Via the In the Dark blog, we are reminded that today (Aug. 31) is the 48th anniversary of the seminal paper in Physical Review Letters by physicist Peter Higgs ("Broken Symmetries and the Masses of Gauge Bosons"), in which he first mentioned the possibility of a certain boson that now bears his name.
The Higgs field is usually described by way of a cocktail party analogy. Guests at the event are eagerly awaiting the arrival of the Celebrity. When said Celebrity arrives, s/he will immediately attract a cluster of adoring fans as s/he moves through the room, thereby gaining momentum (and mass).
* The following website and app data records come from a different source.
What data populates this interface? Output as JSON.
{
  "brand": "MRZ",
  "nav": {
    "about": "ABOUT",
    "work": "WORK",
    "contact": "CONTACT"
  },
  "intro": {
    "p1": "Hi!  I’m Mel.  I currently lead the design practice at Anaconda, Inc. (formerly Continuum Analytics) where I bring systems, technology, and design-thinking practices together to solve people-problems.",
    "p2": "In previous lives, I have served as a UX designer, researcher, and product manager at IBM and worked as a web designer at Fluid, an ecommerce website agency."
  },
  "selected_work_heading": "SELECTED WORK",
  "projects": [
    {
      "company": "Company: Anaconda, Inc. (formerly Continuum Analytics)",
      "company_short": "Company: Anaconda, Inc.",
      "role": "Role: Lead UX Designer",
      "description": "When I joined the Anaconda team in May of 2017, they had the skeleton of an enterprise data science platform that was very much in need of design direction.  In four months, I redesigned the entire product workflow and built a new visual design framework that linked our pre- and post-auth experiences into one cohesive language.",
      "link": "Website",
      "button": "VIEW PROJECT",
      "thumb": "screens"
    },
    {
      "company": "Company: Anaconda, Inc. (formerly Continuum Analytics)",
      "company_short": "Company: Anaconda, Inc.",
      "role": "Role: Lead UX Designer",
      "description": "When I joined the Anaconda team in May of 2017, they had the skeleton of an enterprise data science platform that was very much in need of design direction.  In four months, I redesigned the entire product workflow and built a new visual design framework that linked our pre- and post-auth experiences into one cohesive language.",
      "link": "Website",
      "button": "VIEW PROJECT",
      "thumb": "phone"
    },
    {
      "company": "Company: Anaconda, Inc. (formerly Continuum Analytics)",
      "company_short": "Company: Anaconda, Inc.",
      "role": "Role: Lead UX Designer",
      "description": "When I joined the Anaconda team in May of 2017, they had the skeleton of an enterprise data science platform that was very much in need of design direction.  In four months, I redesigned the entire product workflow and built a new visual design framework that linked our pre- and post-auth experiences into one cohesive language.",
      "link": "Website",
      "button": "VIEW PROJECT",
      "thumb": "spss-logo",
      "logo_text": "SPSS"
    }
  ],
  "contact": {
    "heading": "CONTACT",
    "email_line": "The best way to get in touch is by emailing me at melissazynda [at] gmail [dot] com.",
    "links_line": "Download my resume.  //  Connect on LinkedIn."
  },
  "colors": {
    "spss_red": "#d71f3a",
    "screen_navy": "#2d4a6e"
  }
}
That clustering effect is the Higgs mechanism. Per the Exploratorium: "A sort of lattice (the Higgs field) fills the universe… Scientists know that when an electron passes through a positively charged crystal lattice of atoms, the electron's mass can increase as much as 40 times. The same might be true in the Higgs field: a particle moving through it creates a little bit of distortion — like the crowd around the star at the party — and that lends mass to the particle."
And, naturally, in quantum mechanics, a field can also be expressed as a particle, in this case, a boson.
As important as Higgs' paper has been to particle physics, Andrew Zimmerman Jones rightly points out over at About.com:
So, happy 48th anniversary to Higgs and his boson!
Images: (top) Peter Higgs awaits announcement of Higgs discovery at CERN. Credit: CERN. (bottom) Images of Higgs' 1964 paper. Copyright 1964: The American Physical Society. Reproduced with permission. You can download the entire paper free here.